Timothy Spall finds beauty in the unlikeliest places as painter J.M.W. Turner.

Sony Pictures Classics

If you picture landscape painting as a delicate, ethereal, pristine process involving an easel on a hillside and a sunset, Mr. Turner will be an eye-opener.

Tim Spall grunts and snorts his way through the film as J.M.W. Turner in ways that will forever link phlegm and art in the minds of viewers. He spits on his canvases, stabs at them with brushes, smears them with rags, blows powdered pigment at them. His method looks less like painting, than like an attack on the canvas — but lordy, the results: Mists and fogs surrounding shipwrecks, steam locomotives belching fire, everything bathed in the most astonishing light.

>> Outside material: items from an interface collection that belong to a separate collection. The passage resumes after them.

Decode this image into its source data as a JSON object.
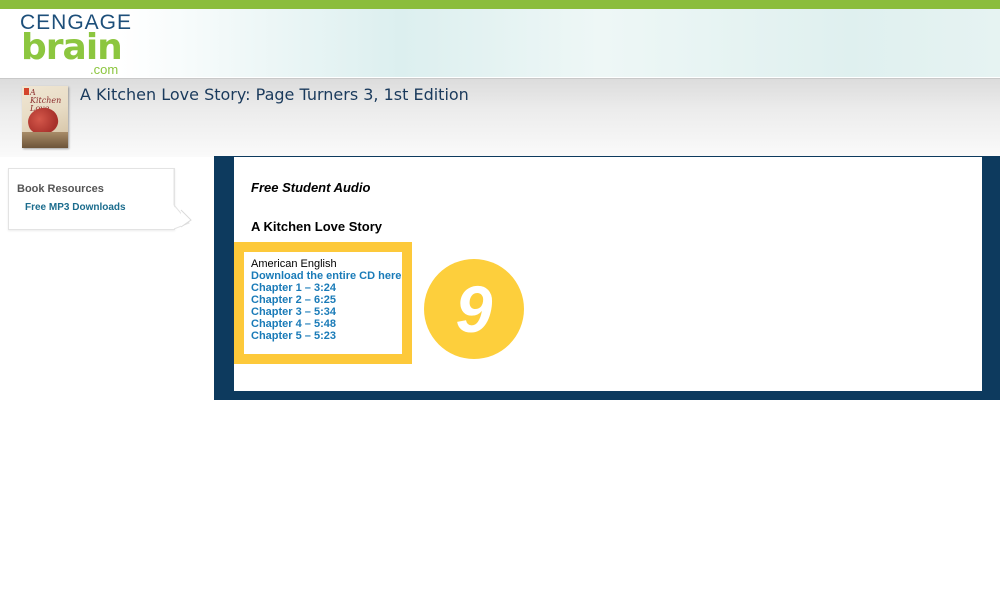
{
  "brand": {
    "logo_top": "CENGAGE",
    "logo_main": "brain",
    "logo_suffix": ".com"
  },
  "book": {
    "cover_text": "A Kitchen Love Story",
    "title": "A Kitchen Love Story: Page Turners 3, 1st Edition"
  },
  "sidebar": {
    "heading": "Book Resources",
    "link": "Free MP3 Downloads"
  },
  "main": {
    "section_heading": "Free Student Audio",
    "story_title": "A Kitchen Love Story",
    "audio": {
      "language": "American English",
      "download_all": "Download the entire CD here",
      "chapters": [
        "Chapter 1 – 3:24",
        "Chapter 2 – 6:25",
        "Chapter 3 – 5:34",
        "Chapter 4 – 5:48",
        "Chapter 5 – 5:23"
      ]
    }
  },
  "annotation": {
    "step_number": "9",
    "color": "#fdcf3c"
  },
  "colors": {
    "top_bar": "#8bbd3c",
    "frame": "#0d3a5e",
    "link": "#1a7bb8",
    "highlight": "#fdc93a"
  }
}
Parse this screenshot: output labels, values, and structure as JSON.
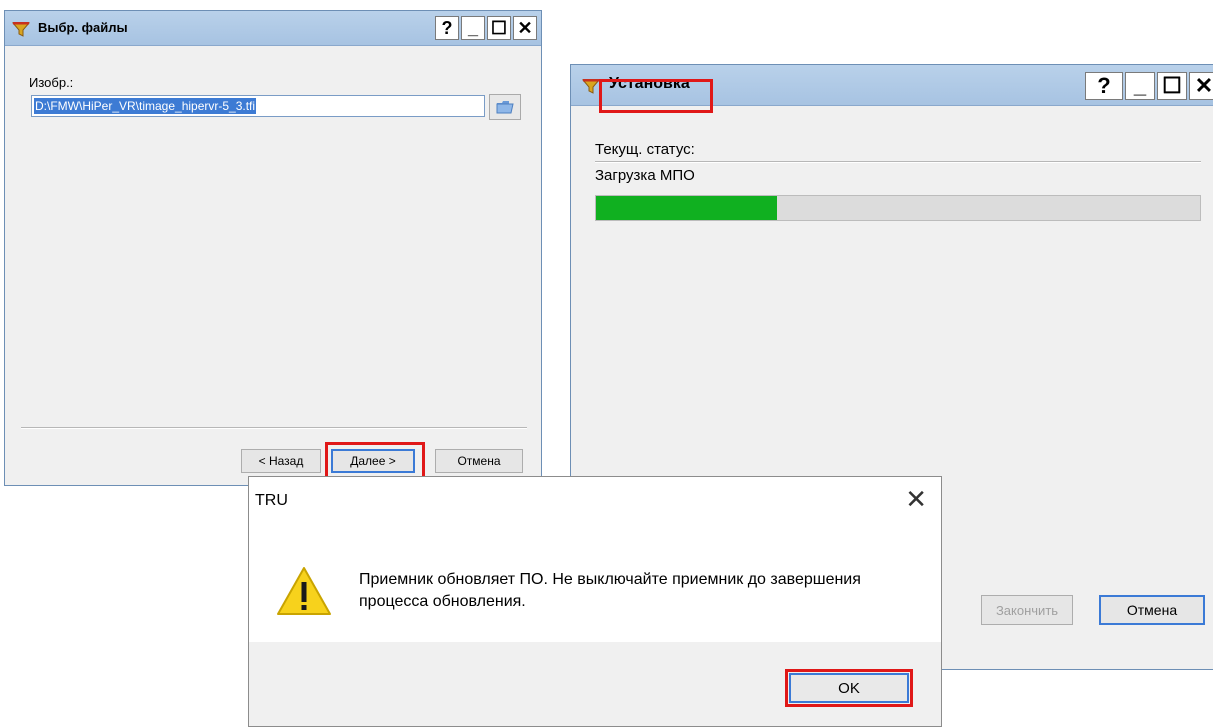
{
  "select_files_window": {
    "title": "Выбр. файлы",
    "title_buttons": [
      "?",
      "_",
      "☐",
      "✕"
    ],
    "image_label": "Изобр.:",
    "image_path": "D:\\FMW\\HiPer_VR\\timage_hipervr-5_3.tfi",
    "buttons": {
      "back": "< Назад",
      "next": "Далее >",
      "cancel": "Отмена"
    }
  },
  "install_window": {
    "title": "Установка",
    "title_buttons": [
      "?",
      "_",
      "☐",
      "✕"
    ],
    "status_label": "Текущ. статус:",
    "status_value": "Загрузка МПО",
    "progress_fraction": 0.3,
    "buttons": {
      "finish": "Закончить",
      "cancel": "Отмена"
    }
  },
  "message_dialog": {
    "title": "TRU",
    "close_glyph": "✕",
    "message": "Приемник обновляет ПО. Не выключайте приемник до завершения процесса обновления.",
    "ok_button": "OK"
  },
  "icons": {
    "app": "funnel-app-icon",
    "browse": "folder-open-icon",
    "warning": "warning-triangle-icon"
  },
  "colors": {
    "titlebar": "#b9d1ea",
    "highlight": "#e01818",
    "progress_fill": "#10b020",
    "selection": "#3d7bd4"
  }
}
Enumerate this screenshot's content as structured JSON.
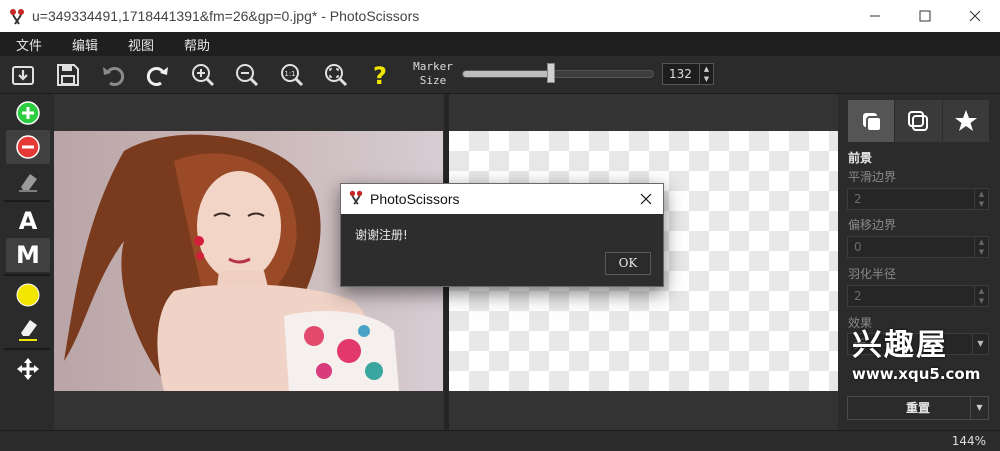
{
  "window": {
    "title": "u=349334491,1718441391&fm=26&gp=0.jpg* - PhotoScissors",
    "app_icon": "scissors-icon",
    "minimize_icon": "minimize-icon",
    "maximize_icon": "maximize-icon",
    "close_icon": "close-icon"
  },
  "menu": [
    "文件",
    "编辑",
    "视图",
    "帮助"
  ],
  "toolbar": {
    "buttons": [
      "open-icon",
      "save-icon",
      "undo-icon",
      "redo-icon",
      "zoom-in-icon",
      "zoom-out-icon",
      "zoom-actual-icon",
      "zoom-fit-icon",
      "help-icon"
    ],
    "marker_label_line1": "Marker",
    "marker_label_line2": "Size",
    "marker_size": "132",
    "marker_fraction": 0.47
  },
  "left_tools": [
    {
      "name": "foreground-marker-icon",
      "selected": false
    },
    {
      "name": "background-marker-icon",
      "selected": true
    },
    {
      "name": "eraser-icon",
      "selected": false
    },
    {
      "name": "auto-mode",
      "label": "A",
      "selected": false
    },
    {
      "name": "manual-mode",
      "label": "M",
      "selected": true
    },
    {
      "name": "color-picker-icon",
      "selected": false
    },
    {
      "name": "eraser-yellow-icon",
      "selected": false
    },
    {
      "name": "move-icon",
      "selected": false
    }
  ],
  "right_panel": {
    "tabs": [
      "foreground-tab-icon",
      "background-tab-icon",
      "effects-tab-icon"
    ],
    "section_title": "前景",
    "smooth_label": "平滑边界",
    "smooth_value": "2",
    "offset_label": "偏移边界",
    "offset_value": "0",
    "feather_label": "羽化半径",
    "feather_value": "2",
    "effect_label": "效果",
    "effect_value": "无",
    "reset_label": "重置"
  },
  "watermark": {
    "line1": "兴趣屋",
    "line2": "www.xqu5.com"
  },
  "status": {
    "zoom": "144%"
  },
  "dialog": {
    "title": "PhotoScissors",
    "message": "谢谢注册!",
    "ok_label": "OK"
  },
  "colors": {
    "accent_green": "#2ecc40",
    "accent_red": "#e53935",
    "accent_yellow": "#f2e600",
    "panel_bg": "#2b2b2b"
  }
}
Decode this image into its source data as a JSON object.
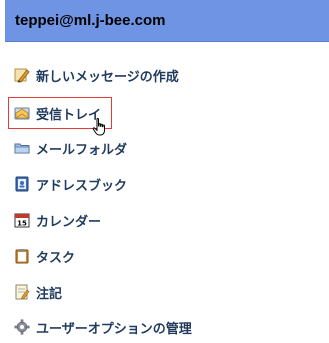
{
  "account": {
    "email": "teppei@ml.j-bee.com"
  },
  "menu": {
    "items": [
      {
        "label": "新しいメッセージの作成",
        "icon": "compose-pencil-icon"
      },
      {
        "label": "受信トレイ",
        "icon": "inbox-envelope-icon",
        "selected": true
      },
      {
        "label": "メールフォルダ",
        "icon": "folder-icon"
      },
      {
        "label": "アドレスブック",
        "icon": "address-book-icon"
      },
      {
        "label": "カレンダー",
        "icon": "calendar-icon",
        "calendar_day": "15"
      },
      {
        "label": "タスク",
        "icon": "task-clipboard-icon"
      },
      {
        "label": "注記",
        "icon": "note-icon"
      },
      {
        "label": "ユーザーオプションの管理",
        "icon": "gear-icon"
      }
    ]
  },
  "colors": {
    "header_bg": "#6f94e4",
    "label_text": "#1f3a5c",
    "selection_border": "#e23b3b"
  }
}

Spall may make a grotesque of Turner — piggish, rutting, whoring — but he finds such incandescence in the world around him. And director Mike Leigh lets you see that incandescence as Turner saw it: Everywhere. In sunsets, of course, but also in a woman's corpse washed up on a riverbank, or in the rashes that bloom on the neck of a gargoyle-like housekeeper. You start to see doors and windows in the film as frames around kinetic images that Leigh's put inside them — ships drifting by, hillsides topped by ochre clouds.

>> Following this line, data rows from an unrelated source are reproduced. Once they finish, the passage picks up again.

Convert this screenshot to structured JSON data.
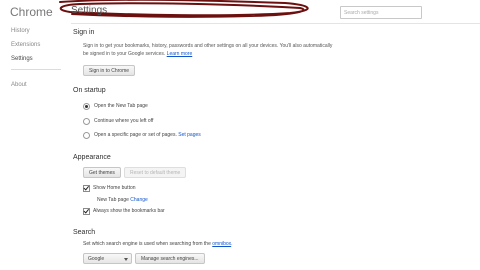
{
  "app": {
    "title": "Chrome"
  },
  "sidebar": {
    "items": [
      {
        "label": "History"
      },
      {
        "label": "Extensions"
      },
      {
        "label": "Settings"
      },
      {
        "label": "About"
      }
    ]
  },
  "header": {
    "title": "Settings",
    "search_placeholder": "Search settings"
  },
  "signin": {
    "title": "Sign in",
    "text_line1": "Sign in to get your bookmarks, history, passwords and other settings on all your devices. You'll also automatically",
    "text_line2": "be signed in to your Google services.",
    "learn_more": "Learn more",
    "button": "Sign in to Chrome"
  },
  "startup": {
    "title": "On startup",
    "options": [
      {
        "label": "Open the New Tab page",
        "selected": true
      },
      {
        "label": "Continue where you left off",
        "selected": false
      },
      {
        "label": "Open a specific page or set of pages.",
        "selected": false
      }
    ],
    "set_pages": "Set pages"
  },
  "appearance": {
    "title": "Appearance",
    "get_themes": "Get themes",
    "reset_theme": "Reset to default theme",
    "show_home_button": "Show Home button",
    "home_page_text": "New Tab page",
    "home_page_change": "Change",
    "show_bookmarks_bar": "Always show the bookmarks bar"
  },
  "search": {
    "title": "Search",
    "description": "Set which search engine is used when searching from the",
    "omnibox": "omnibox",
    "period": ".",
    "engine": "Google",
    "manage_button": "Manage search engines..."
  }
}
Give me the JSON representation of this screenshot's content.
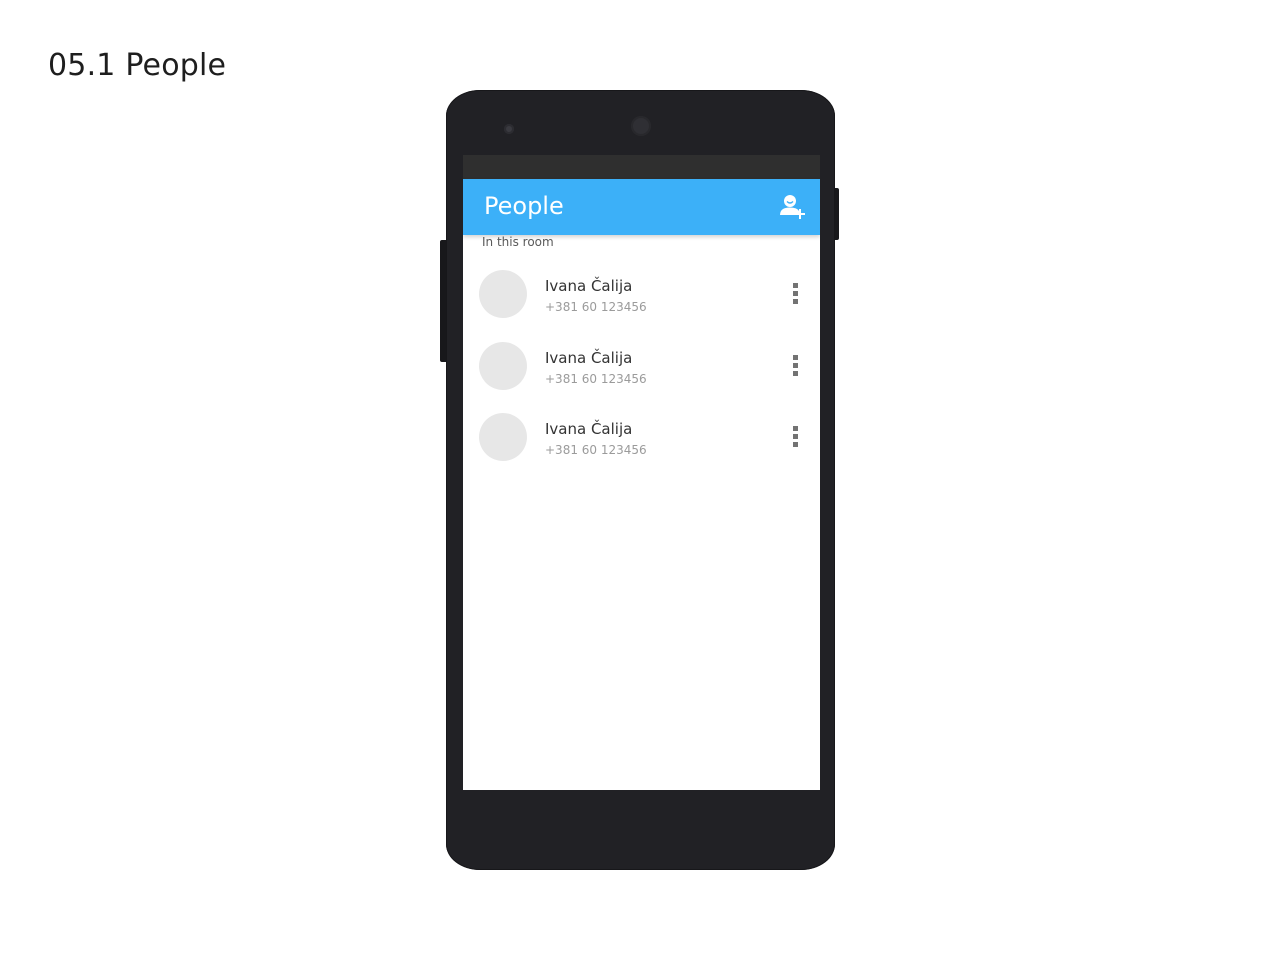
{
  "frame": {
    "title": "05.1 People"
  },
  "app_bar": {
    "title": "People",
    "action_icon": "add-person-icon",
    "color": "#3cb0f8"
  },
  "section": {
    "label": "In this room"
  },
  "people": [
    {
      "name": "Ivana Čalija",
      "phone": "+381 60 123456",
      "menu_icon": "more-vert-icon"
    },
    {
      "name": "Ivana Čalija",
      "phone": "+381 60 123456",
      "menu_icon": "more-vert-icon"
    },
    {
      "name": "Ivana Čalija",
      "phone": "+381 60 123456",
      "menu_icon": "more-vert-icon"
    }
  ]
}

Turner, meanwhile, is distracted by beauty elsewhere — there's a landlady who rents him a room by the sea, and who comes to care for him without knowing he's one of England's most celebrated artists. She is a respite for him. A respite from the fist fights of the exhibition hall, from the preening of critics, from family crises, and from his own excesses. At one point, he nearly dies after lashing himself to a ship's mast during a snowstorm so he can really see the light.

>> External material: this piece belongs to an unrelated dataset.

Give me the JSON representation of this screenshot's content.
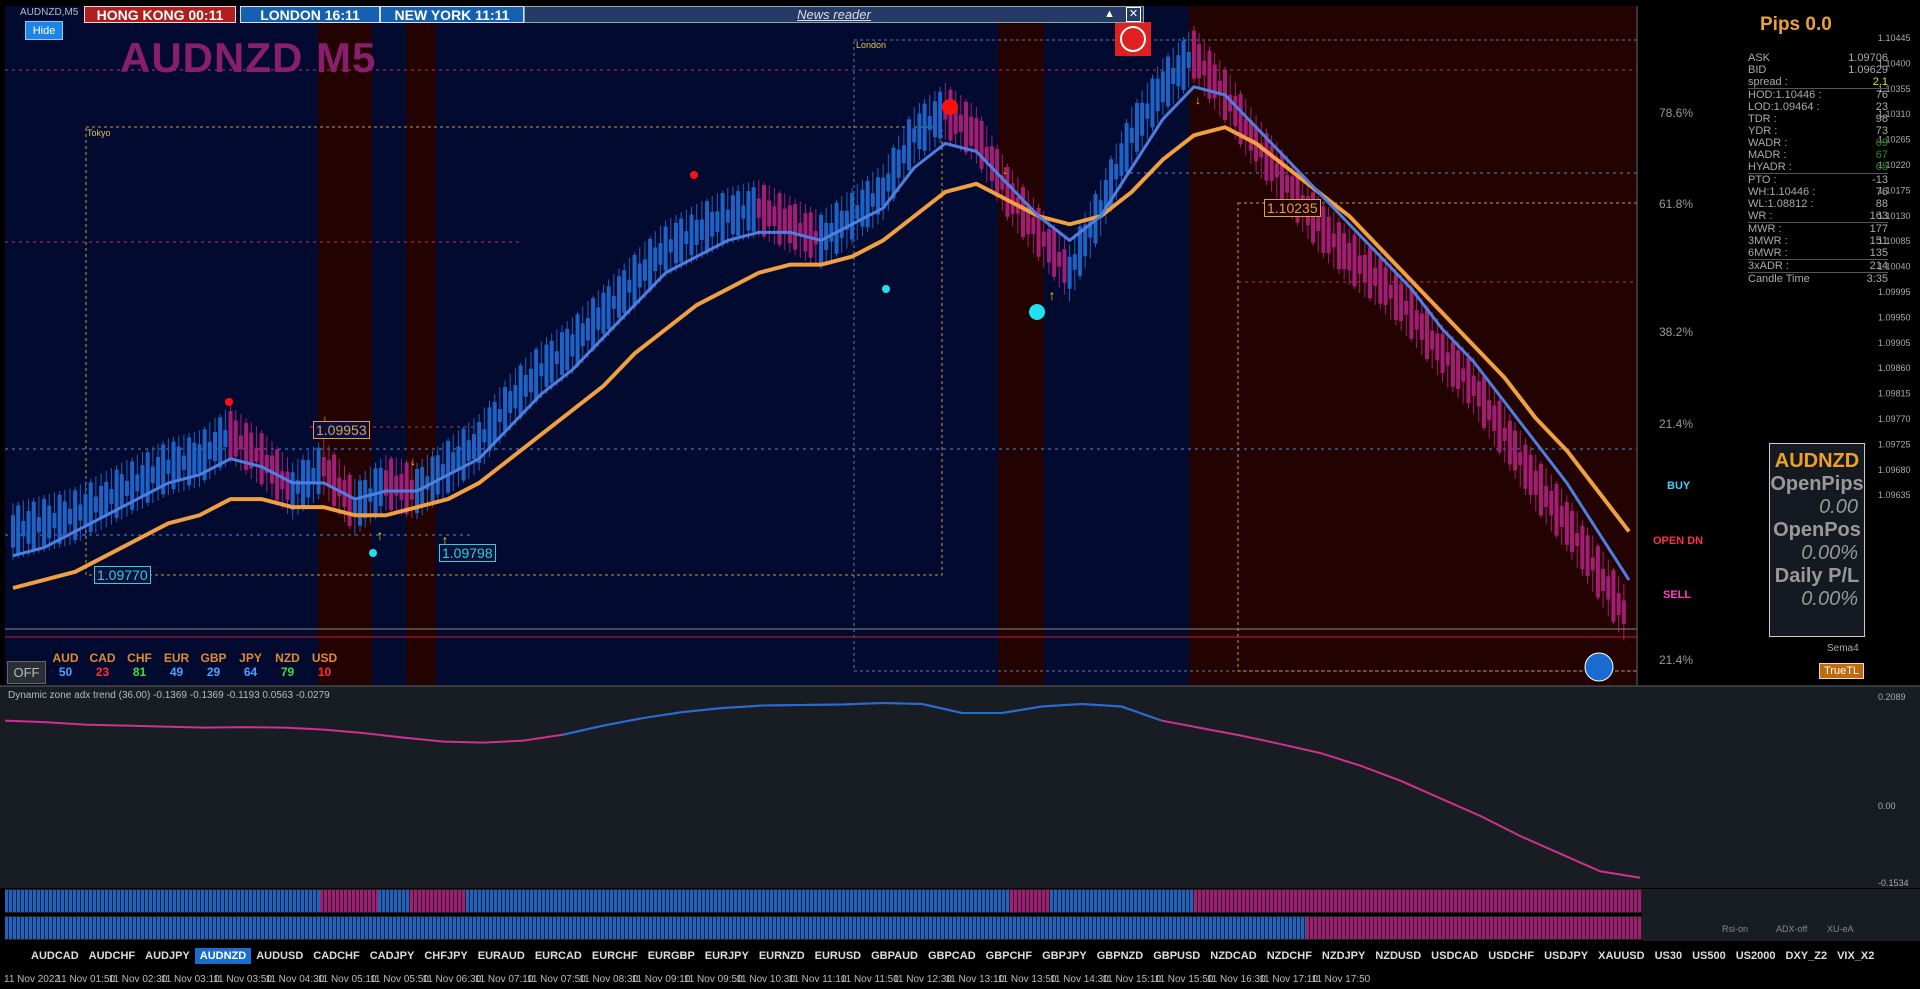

But what he sees, say, on a rowing excursion with fellow artists, as a decommissioned three-mast battleship is tugged into harbor to be turned into tables and chairs? The others see the sunset, the ship's masts and the end of an era. Turner sees the steam-driven tugboat and new beginnings.

Turner's painting of the scene, The Fighting Temeraire will, in fact, become his masterpiece. As Mr. Turner is Mike Leigh's — a growling, snuffling, earthy work of art, every frame worthy of framing.